SINGAPORE (Reuters Life!) - Wu Guanzhong never accepted the Cultural Revolution’s practical approach to art and how it had to be for the masses. Now, in his 90th year, the Chinese contemporary art master is proving his works really are for the people.
Wu, whose oeuvre spans five decades of Western-style oils and the more Eastern ink as well as theories on art, has recently donated almost all his works to museums in Beijing, Shanghai and Singapore, which received the largest number.
“Wu Guanzhong is one of the most significant Chinese and contemporary artists today and his works and life are a window into 20th century multiculturalism, of both East and West,” Kwok Kian Chow, Singapore Art Museum director, told Reuters.
“He always rejected the idea of art as an illustration, the social realism of the Cultural Revolution and yet he left nothing for his family, saying that everything he has done in terms of artistic expression must go back to the people.”
Wu donated 113 oil and ink works, painted during the years 1957-2007 and worth S$73.7 million, to the Singapore museum, which is exhibiting them under the title “An Unbroken Line,” which takes its name from a famous quote by the artist “the unbroken line of a kite.”
The quote, based on a Chinese metaphor about linking relationships and ties across generations, refers to art as the “kite,” the string its connection between the daily life that inspired it and the link between the artist and his community.
Born in August 1919 in Jiangsu Province, Wu graduated from what is now known as the China Academy of Art before traveling to Paris in 1947 on a government scholarship to continue studies at the Ecole Nationale Superieure des Beaux Art.
He returned to China in the 1950s to teach, introducing his students to several aspects of Western art, especially that it was an individual expression and that paintings should incorporate and draw on daily life.
But his theories and style -- mainly figure paintings that gave way to landscapes -- were deemed “bourgeois” by the prevailing, Socialist-leaning ideology at the time and then the Cultural Revolution of 1966.
Wu quickly fell out of favor with the Communist Party, which banned him painting, writing or teaching and then banished him to a remote province for “re-education” through hard labor.
Despite his harsh living conditions, Wu continued to paint during holidays, and in 1973 he and his wife were allowed to return to Beijing.

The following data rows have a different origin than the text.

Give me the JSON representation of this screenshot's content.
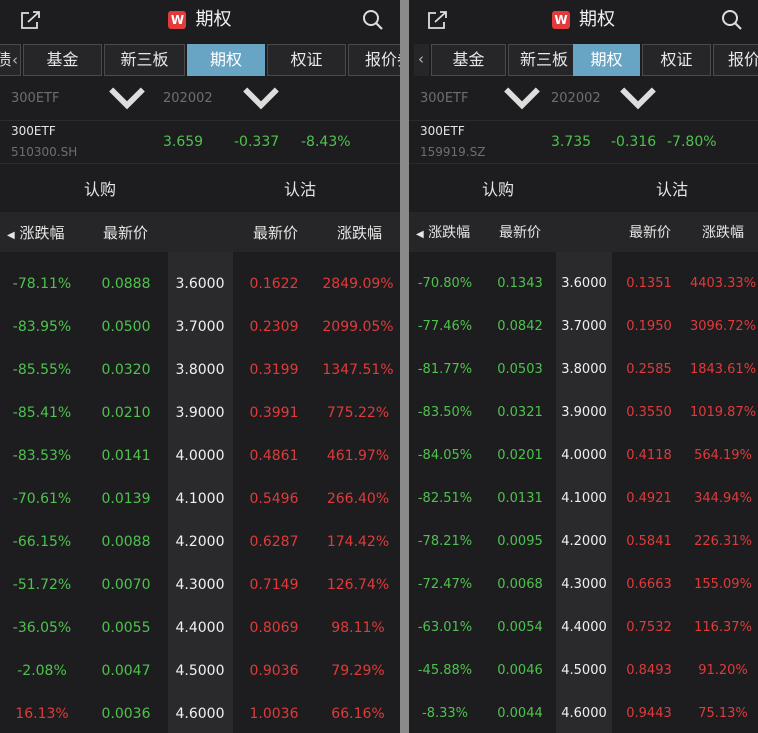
{
  "colors": {
    "green": "#4ec24e",
    "red": "#e03a3a",
    "accent": "#68a4c4",
    "brand": "#e23b3b"
  },
  "panels": [
    {
      "header": {
        "title": "期权",
        "logo": "W"
      },
      "tabs": [
        "债",
        "基金",
        "新三板",
        "期权",
        "权证",
        "报价券"
      ],
      "filters": {
        "underlying": "300ETF",
        "month": "202002"
      },
      "quote": {
        "name": "300ETF",
        "code": "510300.SH",
        "price": "3.659",
        "change": "-0.337",
        "pct": "-8.43%"
      },
      "sides": {
        "call": "认购",
        "put": "认沽"
      },
      "columns": {
        "call_pct": "涨跌幅",
        "call_price": "最新价",
        "put_price": "最新价",
        "put_pct": "涨跌幅"
      },
      "rows": [
        {
          "call_pct": "-78.11%",
          "call_price": "0.0888",
          "strike": "3.6000",
          "put_price": "0.1622",
          "put_pct": "2849.09%"
        },
        {
          "call_pct": "-83.95%",
          "call_price": "0.0500",
          "strike": "3.7000",
          "put_price": "0.2309",
          "put_pct": "2099.05%"
        },
        {
          "call_pct": "-85.55%",
          "call_price": "0.0320",
          "strike": "3.8000",
          "put_price": "0.3199",
          "put_pct": "1347.51%"
        },
        {
          "call_pct": "-85.41%",
          "call_price": "0.0210",
          "strike": "3.9000",
          "put_price": "0.3991",
          "put_pct": "775.22%"
        },
        {
          "call_pct": "-83.53%",
          "call_price": "0.0141",
          "strike": "4.0000",
          "put_price": "0.4861",
          "put_pct": "461.97%"
        },
        {
          "call_pct": "-70.61%",
          "call_price": "0.0139",
          "strike": "4.1000",
          "put_price": "0.5496",
          "put_pct": "266.40%"
        },
        {
          "call_pct": "-66.15%",
          "call_price": "0.0088",
          "strike": "4.2000",
          "put_price": "0.6287",
          "put_pct": "174.42%"
        },
        {
          "call_pct": "-51.72%",
          "call_price": "0.0070",
          "strike": "4.3000",
          "put_price": "0.7149",
          "put_pct": "126.74%"
        },
        {
          "call_pct": "-36.05%",
          "call_price": "0.0055",
          "strike": "4.4000",
          "put_price": "0.8069",
          "put_pct": "98.11%"
        },
        {
          "call_pct": "-2.08%",
          "call_price": "0.0047",
          "strike": "4.5000",
          "put_price": "0.9036",
          "put_pct": "79.29%"
        },
        {
          "call_pct": "16.13%",
          "call_price": "0.0036",
          "strike": "4.6000",
          "put_price": "1.0036",
          "put_pct": "66.16%"
        }
      ]
    },
    {
      "header": {
        "title": "期权",
        "logo": "W"
      },
      "tabs": [
        "基金",
        "新三板",
        "期权",
        "权证",
        "报价券"
      ],
      "filters": {
        "underlying": "300ETF",
        "month": "202002"
      },
      "quote": {
        "name": "300ETF",
        "code": "159919.SZ",
        "price": "3.735",
        "change": "-0.316",
        "pct": "-7.80%"
      },
      "sides": {
        "call": "认购",
        "put": "认沽"
      },
      "columns": {
        "call_pct": "涨跌幅",
        "call_price": "最新价",
        "put_price": "最新价",
        "put_pct": "涨跌幅"
      },
      "rows": [
        {
          "call_pct": "-70.80%",
          "call_price": "0.1343",
          "strike": "3.6000",
          "put_price": "0.1351",
          "put_pct": "4403.33%"
        },
        {
          "call_pct": "-77.46%",
          "call_price": "0.0842",
          "strike": "3.7000",
          "put_price": "0.1950",
          "put_pct": "3096.72%"
        },
        {
          "call_pct": "-81.77%",
          "call_price": "0.0503",
          "strike": "3.8000",
          "put_price": "0.2585",
          "put_pct": "1843.61%"
        },
        {
          "call_pct": "-83.50%",
          "call_price": "0.0321",
          "strike": "3.9000",
          "put_price": "0.3550",
          "put_pct": "1019.87%"
        },
        {
          "call_pct": "-84.05%",
          "call_price": "0.0201",
          "strike": "4.0000",
          "put_price": "0.4118",
          "put_pct": "564.19%"
        },
        {
          "call_pct": "-82.51%",
          "call_price": "0.0131",
          "strike": "4.1000",
          "put_price": "0.4921",
          "put_pct": "344.94%"
        },
        {
          "call_pct": "-78.21%",
          "call_price": "0.0095",
          "strike": "4.2000",
          "put_price": "0.5841",
          "put_pct": "226.31%"
        },
        {
          "call_pct": "-72.47%",
          "call_price": "0.0068",
          "strike": "4.3000",
          "put_price": "0.6663",
          "put_pct": "155.09%"
        },
        {
          "call_pct": "-63.01%",
          "call_price": "0.0054",
          "strike": "4.4000",
          "put_price": "0.7532",
          "put_pct": "116.37%"
        },
        {
          "call_pct": "-45.88%",
          "call_price": "0.0046",
          "strike": "4.5000",
          "put_price": "0.8493",
          "put_pct": "91.20%"
        },
        {
          "call_pct": "-8.33%",
          "call_price": "0.0044",
          "strike": "4.6000",
          "put_price": "0.9443",
          "put_pct": "75.13%"
        }
      ]
    }
  ]
}
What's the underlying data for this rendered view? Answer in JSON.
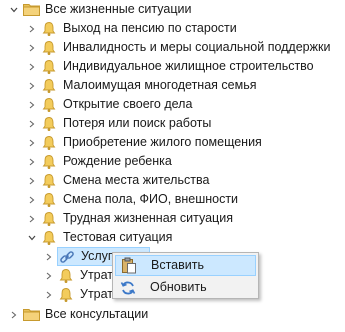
{
  "tree": {
    "root_label": "Все жизненные ситуации",
    "items": [
      {
        "label": "Выход на пенсию по старости"
      },
      {
        "label": "Инвалидность и меры социальной поддержки"
      },
      {
        "label": "Индивидуальное жилищное строительство"
      },
      {
        "label": "Малоимущая многодетная семья"
      },
      {
        "label": "Открытие своего дела"
      },
      {
        "label": "Потеря или поиск работы"
      },
      {
        "label": "Приобретение жилого помещения"
      },
      {
        "label": "Рождение ребенка"
      },
      {
        "label": "Смена места жительства"
      },
      {
        "label": "Смена пола, ФИО, внешности"
      },
      {
        "label": "Трудная жизненная ситуация"
      }
    ],
    "expanded_item": {
      "label": "Тестовая ситуация",
      "children": [
        {
          "label": "Услуги"
        },
        {
          "label": "Утрата (ж"
        },
        {
          "label": "Утрата б"
        }
      ]
    },
    "consultations_label": "Все консультации"
  },
  "context_menu": {
    "items": [
      {
        "label": "Вставить",
        "icon": "paste-icon"
      },
      {
        "label": "Обновить",
        "icon": "refresh-icon"
      }
    ]
  },
  "colors": {
    "folder": "#e8c15a",
    "bell": "#f3cc5c",
    "selection": "#cce8ff",
    "selection_border": "#99d1ff",
    "menu_bg": "#f2f2f2"
  }
}
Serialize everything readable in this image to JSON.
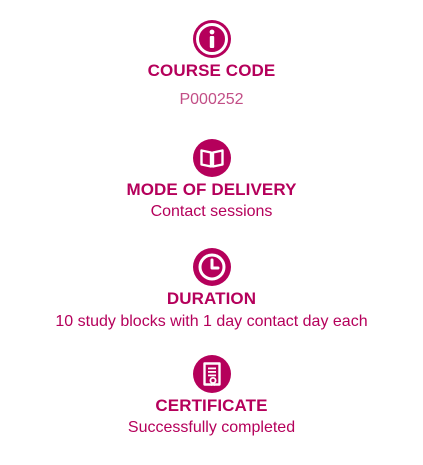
{
  "colors": {
    "accent": "#b5005b",
    "muted": "#c24e86"
  },
  "items": [
    {
      "icon": "info-circle-icon",
      "heading": "COURSE CODE",
      "value": "P000252"
    },
    {
      "icon": "open-book-icon",
      "heading": "MODE OF DELIVERY",
      "value": "Contact sessions"
    },
    {
      "icon": "clock-icon",
      "heading": "DURATION",
      "value": "10 study blocks with 1 day contact day each"
    },
    {
      "icon": "certificate-icon",
      "heading": "CERTIFICATE",
      "value": "Successfully completed"
    }
  ]
}
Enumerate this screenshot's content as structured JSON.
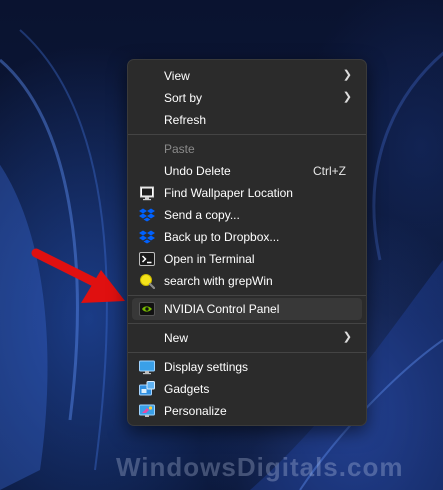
{
  "menu": {
    "items": [
      {
        "label": "View",
        "submenu": true
      },
      {
        "label": "Sort by",
        "submenu": true
      },
      {
        "label": "Refresh"
      },
      {
        "label": "Paste",
        "disabled": true
      },
      {
        "label": "Undo Delete",
        "shortcut": "Ctrl+Z"
      },
      {
        "label": "Find Wallpaper Location",
        "icon": "monitor-icon"
      },
      {
        "label": "Send a copy...",
        "icon": "dropbox-icon"
      },
      {
        "label": "Back up to Dropbox...",
        "icon": "dropbox-icon"
      },
      {
        "label": "Open in Terminal",
        "icon": "terminal-icon"
      },
      {
        "label": "search with grepWin",
        "icon": "magnifier-icon"
      },
      {
        "label": "NVIDIA Control Panel",
        "icon": "nvidia-icon",
        "highlighted": true
      },
      {
        "label": "New",
        "submenu": true
      },
      {
        "label": "Display settings",
        "icon": "display-settings-icon"
      },
      {
        "label": "Gadgets",
        "icon": "gadgets-icon"
      },
      {
        "label": "Personalize",
        "icon": "personalize-icon"
      }
    ]
  },
  "colors": {
    "menu_bg": "#2b2b2b",
    "highlight": "#383838",
    "arrow_red": "#e01010",
    "dropbox_blue": "#0061fe",
    "nvidia_green": "#76b900"
  },
  "watermark": "WindowsDigitals.com"
}
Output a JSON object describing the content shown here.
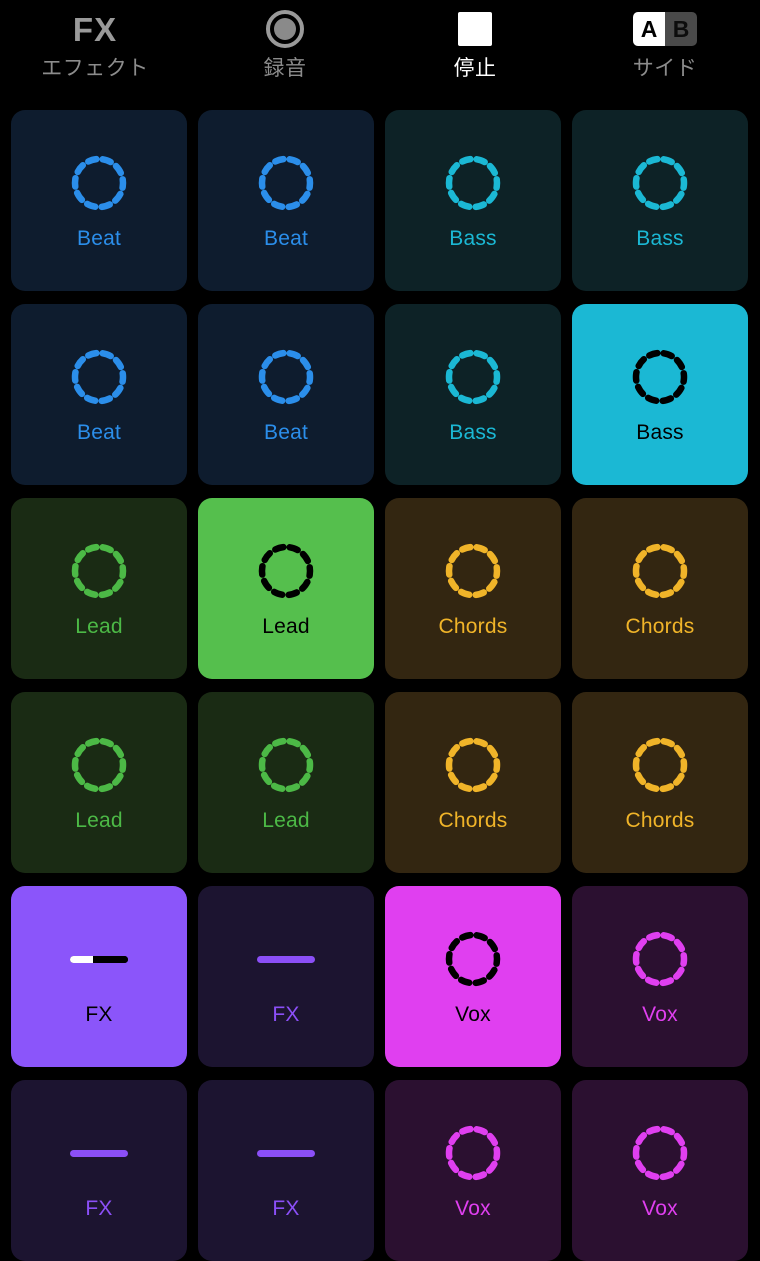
{
  "toolbar": {
    "items": [
      {
        "icon": "fx-text-icon",
        "glyph": "FX",
        "label": "エフェクト",
        "active": false
      },
      {
        "icon": "record-icon",
        "glyph": "record",
        "label": "録音",
        "active": false
      },
      {
        "icon": "stop-icon",
        "glyph": "stop",
        "label": "停止",
        "active": true
      },
      {
        "icon": "ab-toggle-icon",
        "glyph": "AB",
        "label": "サイド",
        "active": false
      }
    ],
    "ab_toggle": {
      "a_label": "A",
      "b_label": "B",
      "selected": "A"
    }
  },
  "colors": {
    "beat_bg": "#0e1c2e",
    "beat_fg": "#2b8eea",
    "beat_active_bg": "#2b8eea",
    "bass_bg": "#0d2226",
    "bass_fg": "#1bb8d4",
    "bass_active_bg": "#1bb8d4",
    "lead_bg": "#1a2b14",
    "lead_fg": "#4cb946",
    "lead_active_bg": "#55bf4d",
    "chords_bg": "#332611",
    "chords_fg": "#f0b429",
    "chords_active_bg": "#f0b429",
    "fx_bg": "#1c1430",
    "fx_fg": "#8b4ff7",
    "fx_active_bg": "#8b55fa",
    "vox_bg": "#2b1030",
    "vox_fg": "#e03ff0",
    "vox_active_bg": "#e03ff0",
    "active_ink": "#000000",
    "background": "#000000"
  },
  "grid": {
    "columns": 4,
    "rows": 6,
    "pads": [
      {
        "label": "Beat",
        "type": "beat",
        "icon": "dashed-circle-icon",
        "active": false
      },
      {
        "label": "Beat",
        "type": "beat",
        "icon": "dashed-circle-icon",
        "active": false
      },
      {
        "label": "Bass",
        "type": "bass",
        "icon": "dashed-circle-icon",
        "active": false
      },
      {
        "label": "Bass",
        "type": "bass",
        "icon": "dashed-circle-icon",
        "active": false
      },
      {
        "label": "Beat",
        "type": "beat",
        "icon": "dashed-circle-icon",
        "active": false
      },
      {
        "label": "Beat",
        "type": "beat",
        "icon": "dashed-circle-icon",
        "active": false
      },
      {
        "label": "Bass",
        "type": "bass",
        "icon": "dashed-circle-icon",
        "active": false
      },
      {
        "label": "Bass",
        "type": "bass",
        "icon": "dashed-circle-icon",
        "active": true
      },
      {
        "label": "Lead",
        "type": "lead",
        "icon": "dashed-circle-icon",
        "active": false
      },
      {
        "label": "Lead",
        "type": "lead",
        "icon": "dashed-circle-icon",
        "active": true
      },
      {
        "label": "Chords",
        "type": "chords",
        "icon": "dashed-circle-icon",
        "active": false
      },
      {
        "label": "Chords",
        "type": "chords",
        "icon": "dashed-circle-icon",
        "active": false
      },
      {
        "label": "Lead",
        "type": "lead",
        "icon": "dashed-circle-icon",
        "active": false
      },
      {
        "label": "Lead",
        "type": "lead",
        "icon": "dashed-circle-icon",
        "active": false
      },
      {
        "label": "Chords",
        "type": "chords",
        "icon": "dashed-circle-icon",
        "active": false
      },
      {
        "label": "Chords",
        "type": "chords",
        "icon": "dashed-circle-icon",
        "active": false
      },
      {
        "label": "FX",
        "type": "fx",
        "icon": "slider-icon",
        "active": true,
        "slider_value": 40
      },
      {
        "label": "FX",
        "type": "fx",
        "icon": "slider-icon",
        "active": false,
        "slider_value": 0
      },
      {
        "label": "Vox",
        "type": "vox",
        "icon": "dashed-circle-icon",
        "active": true
      },
      {
        "label": "Vox",
        "type": "vox",
        "icon": "dashed-circle-icon",
        "active": false
      },
      {
        "label": "FX",
        "type": "fx",
        "icon": "slider-icon",
        "active": false,
        "slider_value": 0
      },
      {
        "label": "FX",
        "type": "fx",
        "icon": "slider-icon",
        "active": false,
        "slider_value": 0
      },
      {
        "label": "Vox",
        "type": "vox",
        "icon": "dashed-circle-icon",
        "active": false
      },
      {
        "label": "Vox",
        "type": "vox",
        "icon": "dashed-circle-icon",
        "active": false
      }
    ]
  }
}
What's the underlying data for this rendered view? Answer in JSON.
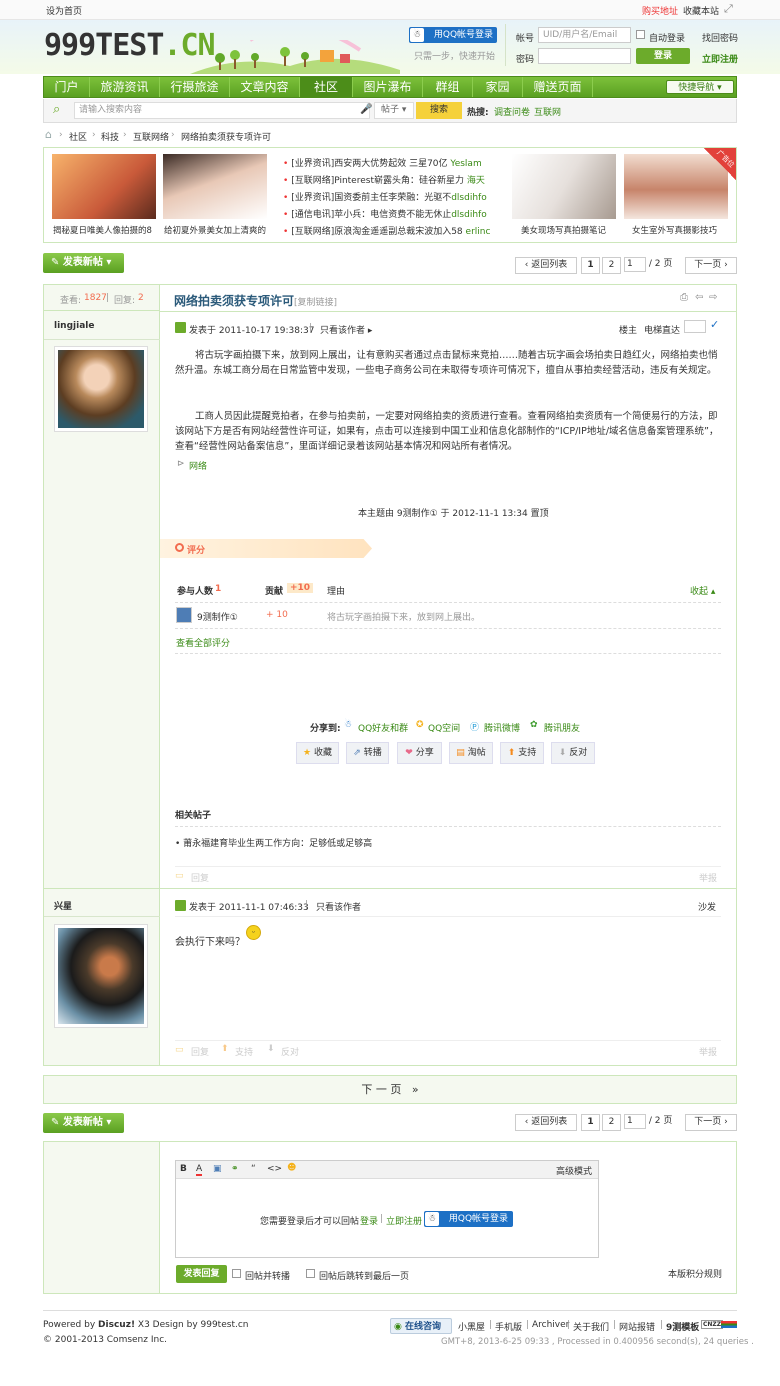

A year later, he started to paint in ink, as well as oil, becoming increasingly involved in art theory.
Wu counts impressionists and modern artists such as Paul Cezanne, Pablo Picasso and Vincent Van Gogh, as well as Chinese artists such as Shitao, as his inspiration, and his paintings combine both Chinese and Western elements.
Taoist aspects and Chinese philosophy and metaphors run through many works, but Wu stops them for being overly symbolic or minimalist, allowing the viewer to appreciate the paintings for what they are.
Landscapes and buildings are reduced to broad, largely monochromatic brushstrokes with specks of color, as in 2001’s “A Former Homestead” while other works, such as 2005’s “Metropolis” are a riot of colors and geometric shapes.
In his “Rice Paddies” series, Wu paints the landscape using oils, and in a Westernized way, and then again using ink, and in a more traditionally Eastern way.
Also on display is the rare “The Portrait of a Lady,” painted in 1962 in a European Impressionist style but one that clearly shows the sitter’s facial features and beauty.
Singapore Art Museum’s Chow said the Wu Guangzhong collection will, in a few years, find a permanent home in a national art gallery that is still in the works.
The exhibition runs until August 16.
Editing by David Fox